Bruce combines this memory with a growing curiosity about God's creation. "I became fascinated with the outdoors, especially the creek going by our house. I wanted to know about how creation worked. I saw a film around that time that magnified the view of the desert where you could see small flowers with stems and petals growing all over the desert floor. It was as if God was asking, 'What do you think about that?' I couldn't turn him away, this God who cared so intimately about his creation and its details.

"In my experience I've learned to listen and keep on listening to what God says about the Bible and everything else. Before I came to OBU, I was pledging at a University of Oklahoma fraternity. But I received a scholarship to OBU, so I changed direction. The OBU professors were not like any professors I had seen before. They had a commitment to students outside of the classroom. And it was at OBU that a group of us packed into several cars to make the journey to Nashville, where Billy Graham was holding a crusade. There, my eyes began to open to other people from other nations.

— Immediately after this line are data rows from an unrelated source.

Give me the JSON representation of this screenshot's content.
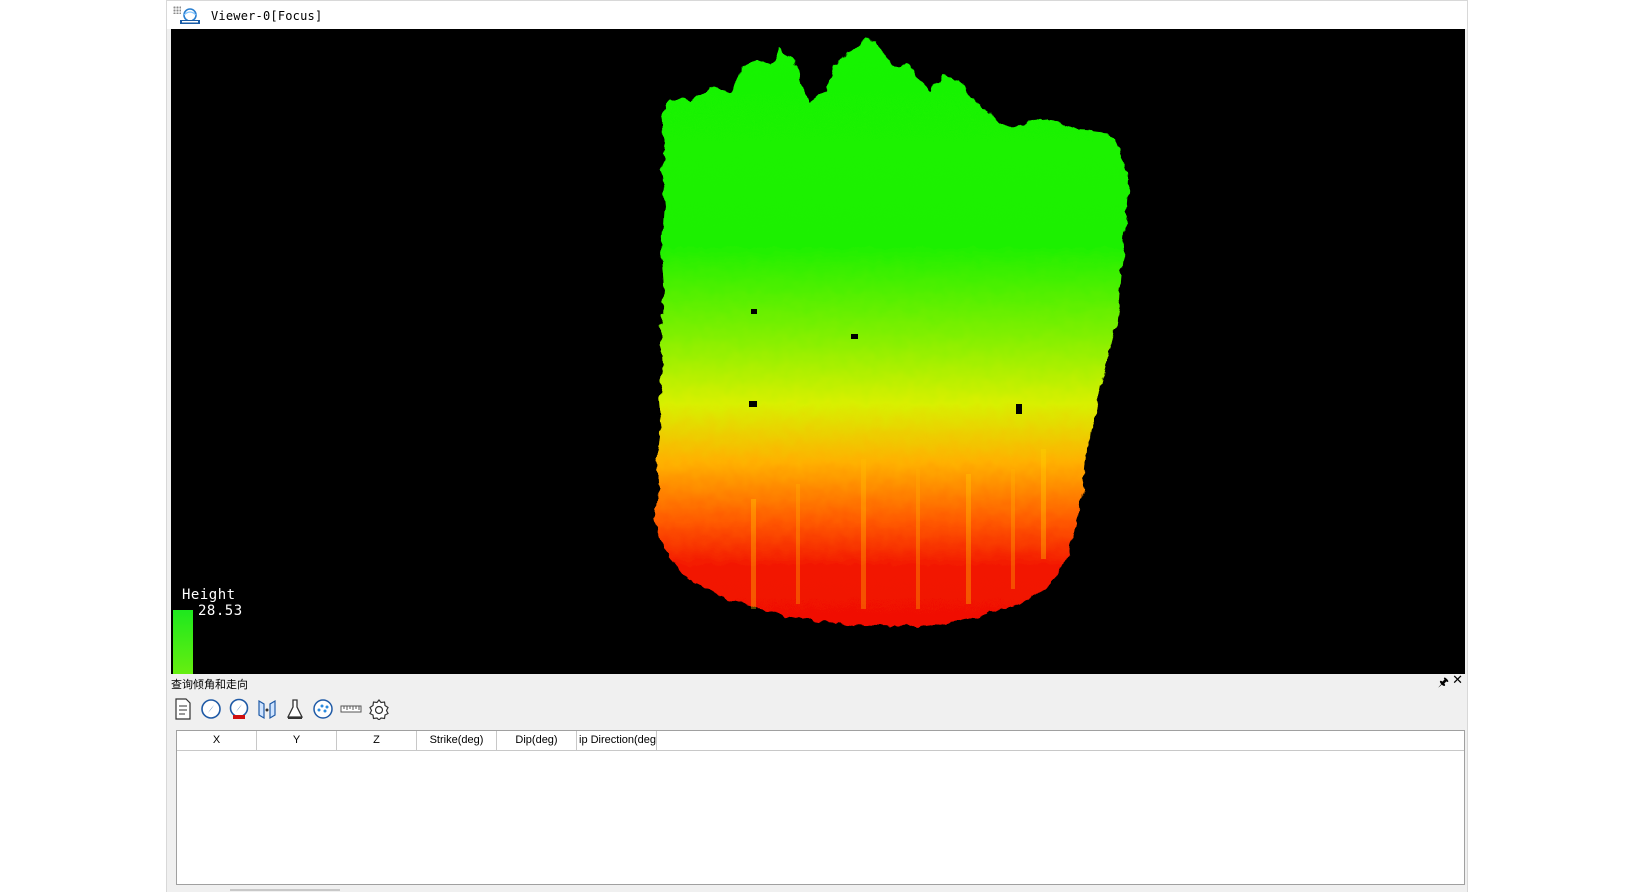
{
  "viewer": {
    "title": "Viewer-0[Focus]",
    "logo_icon": "app-logo-icon",
    "background": "#000000"
  },
  "legend": {
    "title": "Height",
    "value": "28.53",
    "bar_color": "#1ee81e"
  },
  "point_cloud": {
    "description_colors": {
      "top": "#11f000",
      "middle": "#c8f000",
      "lower": "#ff8800",
      "bottom": "#f01000"
    }
  },
  "panel": {
    "title": "查询倾角和走向",
    "pin_icon": "pin-icon",
    "close_icon": "close-icon",
    "toolbar": [
      {
        "name": "document-icon"
      },
      {
        "name": "compass-icon"
      },
      {
        "name": "compass-auto-icon"
      },
      {
        "name": "plane-fit-icon"
      },
      {
        "name": "flask-icon"
      },
      {
        "name": "scatter-icon"
      },
      {
        "name": "ruler-icon"
      },
      {
        "name": "settings-icon"
      }
    ],
    "table": {
      "columns": [
        "X",
        "Y",
        "Z",
        "Strike(deg)",
        "Dip(deg)",
        "ip Direction(deg"
      ],
      "rows": []
    }
  }
}
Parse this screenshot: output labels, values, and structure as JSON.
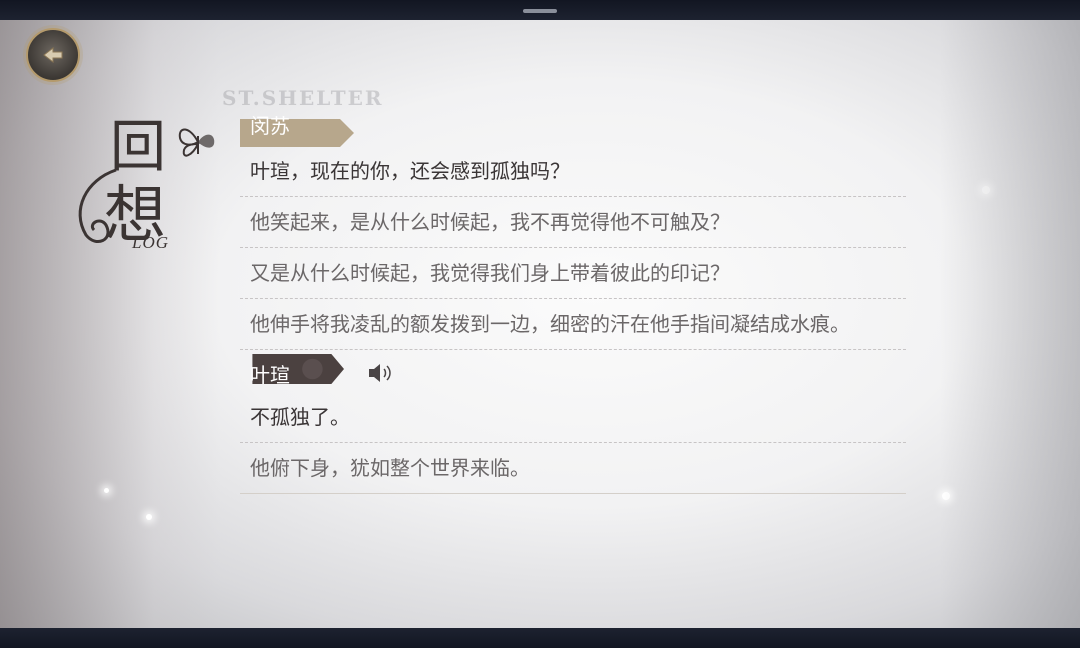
{
  "screen": {
    "watermark": "ST.SHELTER"
  },
  "title": {
    "char1": "回",
    "char2": "想",
    "sub": "LOG"
  },
  "colors": {
    "speaker_tag_top": "#b7a78c",
    "speaker_tag_active": "#4b4140",
    "text": "#5a5556"
  },
  "log": {
    "top_speaker": "闵苏",
    "lines_a": [
      "叶瑄，现在的你，还会感到孤独吗？",
      "他笑起来，是从什么时候起，我不再觉得他不可触及？",
      "又是从什么时候起，我觉得我们身上带着彼此的印记？",
      "他伸手将我凌乱的额发拨到一边，细密的汗在他手指间凝结成水痕。"
    ],
    "speaker2": "叶瑄",
    "lines_b": [
      "不孤独了。",
      "他俯下身，犹如整个世界来临。"
    ]
  },
  "icons": {
    "back": "back-emblem-icon",
    "voice": "speaker-icon",
    "butterfly": "butterfly-icon"
  }
}
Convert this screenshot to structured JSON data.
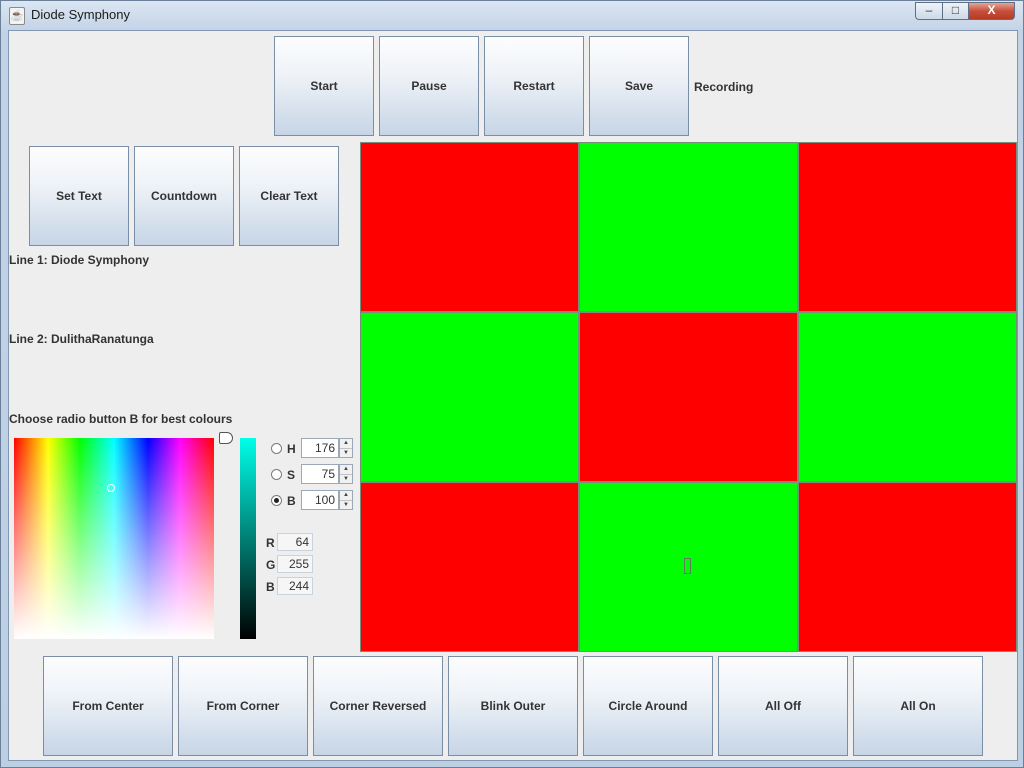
{
  "window": {
    "title": "Diode Symphony",
    "app_icon_glyph": "☕",
    "minimize_glyph": "–",
    "maximize_glyph": "□",
    "close_glyph": "X"
  },
  "recording_bar": {
    "start_label": "Start",
    "pause_label": "Pause",
    "restart_label": "Restart",
    "save_label": "Save",
    "status_label": "Recording"
  },
  "text_controls": {
    "set_text_label": "Set Text",
    "countdown_label": "Countdown",
    "clear_text_label": "Clear Text",
    "line1": "Line 1: Diode Symphony",
    "line2": "Line 2: DulithaRanatunga",
    "hint": "Choose radio button B for best colours"
  },
  "color_chooser": {
    "selected_mode": "B",
    "selected_color": "#40fff4",
    "h_label": "H",
    "h_value": "176",
    "s_label": "S",
    "s_value": "75",
    "b_label": "B",
    "b_value": "100",
    "r_label": "R",
    "r_value": "64",
    "g_label": "G",
    "g_value": "255",
    "b2_label": "B",
    "b2_value": "244"
  },
  "led_grid": {
    "rows": 3,
    "cols": 3,
    "on_color": "#00ff00",
    "off_color": "#ff0000",
    "cells": [
      "red",
      "green",
      "red",
      "green",
      "red",
      "green",
      "red",
      "green",
      "red"
    ]
  },
  "pattern_bar": {
    "from_center_label": "From Center",
    "from_corner_label": "From Corner",
    "corner_reversed_label": "Corner Reversed",
    "blink_outer_label": "Blink Outer",
    "circle_around_label": "Circle Around",
    "all_off_label": "All Off",
    "all_on_label": "All On"
  }
}
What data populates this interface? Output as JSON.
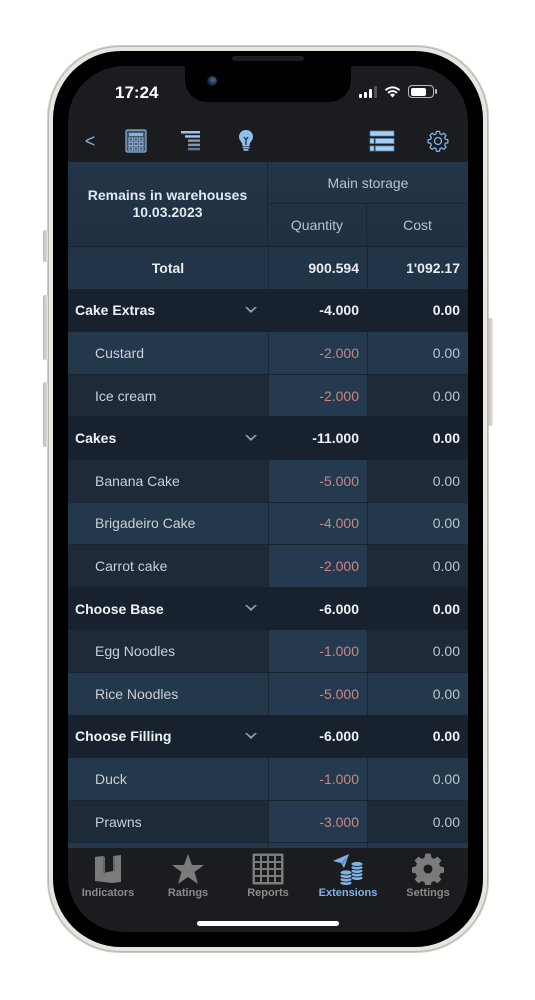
{
  "status_bar": {
    "time": "17:24",
    "signal_bars": 3,
    "battery_percent": 72
  },
  "toolbar": {
    "back_label": "<",
    "icons": [
      "calculator-icon",
      "hierarchy-list-icon",
      "lightbulb-icon",
      "list-view-icon",
      "gear-icon"
    ]
  },
  "table": {
    "title_line1": "Remains in warehouses",
    "title_line2": "10.03.2023",
    "storage": "Main storage",
    "col_quantity": "Quantity",
    "col_cost": "Cost",
    "total": {
      "label": "Total",
      "quantity": "900.594",
      "cost": "1'092.17"
    },
    "groups": [
      {
        "name": "Cake Extras",
        "quantity": "-4.000",
        "cost": "0.00",
        "items": [
          {
            "name": "Custard",
            "quantity": "-2.000",
            "cost": "0.00"
          },
          {
            "name": "Ice cream",
            "quantity": "-2.000",
            "cost": "0.00"
          }
        ]
      },
      {
        "name": "Cakes",
        "quantity": "-11.000",
        "cost": "0.00",
        "items": [
          {
            "name": "Banana Cake",
            "quantity": "-5.000",
            "cost": "0.00"
          },
          {
            "name": "Brigadeiro Cake",
            "quantity": "-4.000",
            "cost": "0.00"
          },
          {
            "name": "Carrot cake",
            "quantity": "-2.000",
            "cost": "0.00"
          }
        ]
      },
      {
        "name": "Choose Base",
        "quantity": "-6.000",
        "cost": "0.00",
        "items": [
          {
            "name": "Egg Noodles",
            "quantity": "-1.000",
            "cost": "0.00"
          },
          {
            "name": "Rice Noodles",
            "quantity": "-5.000",
            "cost": "0.00"
          }
        ]
      },
      {
        "name": "Choose Filling",
        "quantity": "-6.000",
        "cost": "0.00",
        "items": [
          {
            "name": "Duck",
            "quantity": "-1.000",
            "cost": "0.00"
          },
          {
            "name": "Prawns",
            "quantity": "-3.000",
            "cost": "0.00"
          }
        ]
      }
    ]
  },
  "tabbar": {
    "active": "Extensions",
    "tabs": [
      {
        "label": "Indicators",
        "icon": "indicators-icon"
      },
      {
        "label": "Ratings",
        "icon": "star-icon"
      },
      {
        "label": "Reports",
        "icon": "grid-icon"
      },
      {
        "label": "Extensions",
        "icon": "extensions-coins-icon"
      },
      {
        "label": "Settings",
        "icon": "gear-icon"
      }
    ]
  },
  "colors": {
    "accent": "#7fb3e8",
    "negative": "#c98585",
    "inactive_tab": "#8a8a8a"
  }
}
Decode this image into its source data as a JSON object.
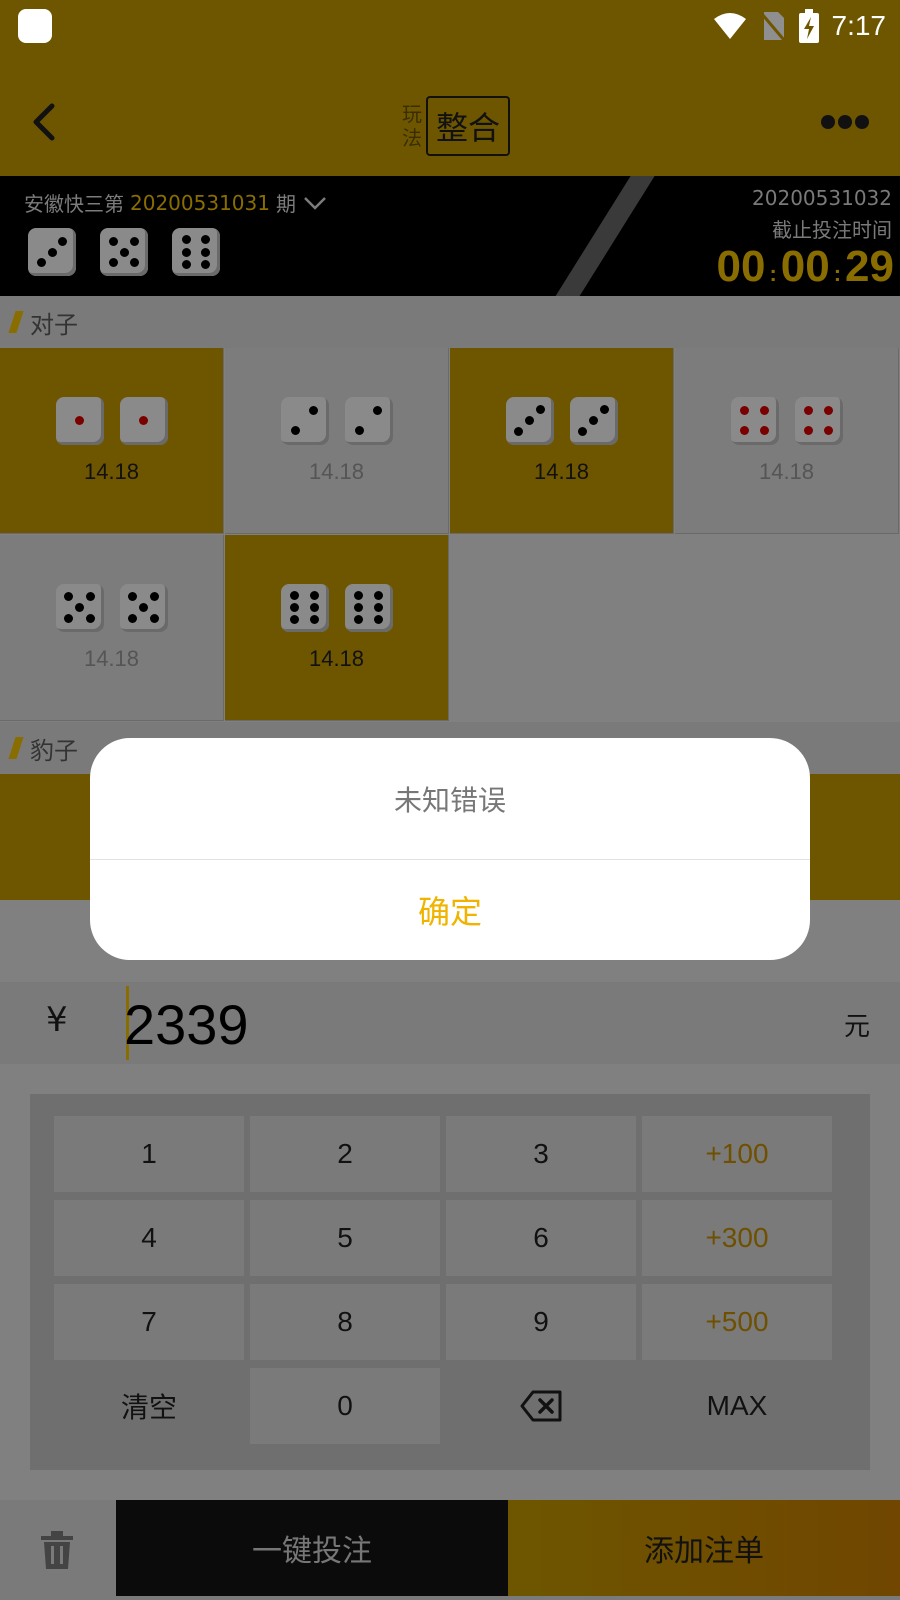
{
  "status_bar": {
    "time": "7:17"
  },
  "header": {
    "play_mode_label": "玩法",
    "play_mode_value": "整合"
  },
  "info": {
    "lottery_name": "安徽快三第",
    "issue_number": "20200531031",
    "issue_suffix": "期",
    "last_result": [
      3,
      5,
      6
    ],
    "next_issue": "20200531032",
    "deadline_label": "截止投注时间",
    "countdown": {
      "hh": "00",
      "mm": "00",
      "ss": "29"
    }
  },
  "pairs_section": {
    "title": "对子",
    "items": [
      {
        "face": 1,
        "odds": "14.18",
        "selected": true
      },
      {
        "face": 2,
        "odds": "14.18",
        "selected": false
      },
      {
        "face": 3,
        "odds": "14.18",
        "selected": true
      },
      {
        "face": 4,
        "odds": "14.18",
        "selected": false
      },
      {
        "face": 5,
        "odds": "14.18",
        "selected": false
      },
      {
        "face": 6,
        "odds": "14.18",
        "selected": true
      }
    ]
  },
  "triples_section": {
    "title": "豹子"
  },
  "amount": {
    "currency": "¥",
    "value": "2339",
    "unit": "元"
  },
  "keypad": {
    "keys": [
      "1",
      "2",
      "3",
      "+100",
      "4",
      "5",
      "6",
      "+300",
      "7",
      "8",
      "9",
      "+500",
      "清空",
      "0",
      "",
      "MAX"
    ]
  },
  "bottom": {
    "quick_bet": "一键投注",
    "add_to_slip": "添加注单"
  },
  "dialog": {
    "message": "未知错误",
    "confirm": "确定"
  },
  "colors": {
    "accent": "#f0b400",
    "overlay_header": "#6e5600",
    "dialog_bg": "#ffffff"
  }
}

"I was only vaguely interested in medicine at the time. During my senior year, post Korean War and a Vietnam War looming, I received my draft papers. The next thing I knew I was an enlisted soldier.

"I got out before I became an officer because I had an opportunity to apply for medical school and continue in the Reserves. In my residency at St. Anthony Hospital, God reinforced what he wanted to do in my life. There, I learned from the nuns, who had a dedication that was pure, simple, and direct. The nuns were feeding the homeless before it was popular. I left for private practice with a great appreciation for mission work."

Through the years, he and his wife Barbara Stine, '58, have had ample opportunities to do short-term medical missions to such places as Haiti and Taiwan, mainly through Trinity International Baptist Church, their church home. And, four years ago, with his five children grown and established in their careers, he felt a new venture afoot. His experiences and the prompting of the Holy Spirit provided the context to question the focus of his work and how he could help needy people in Oklahoma City.

Knowing that more than 140,000 Hispanic people live in and around the city, Bruce explored how to change his price structure and location. "It was two years ago that I moved to this location," Bruce says. "I simply retired altogether from my old practice. Here, I don't accept any insurance or Medicaid. I just charge $10 and if families can't pay it, I don't worry about it."

In the lobby, a listing of Spanish churches is provided alongside Spanish New Testaments and other Christian literature. "This is just a start," he says. "I'm able to see about 100 people each week, but there is more to be done. That's the next piece of this work, to get more people interested in helping others who can't afford basic services; people that live right here in our communities."

Bruce Bell is one of 12 former students who will receive the Profile in Excellence Award in 2005. The award is given by the OBU Alumni Association in recognition of service and leadership.

Click the following link to view a full list of previous Profile in Excellence recipients.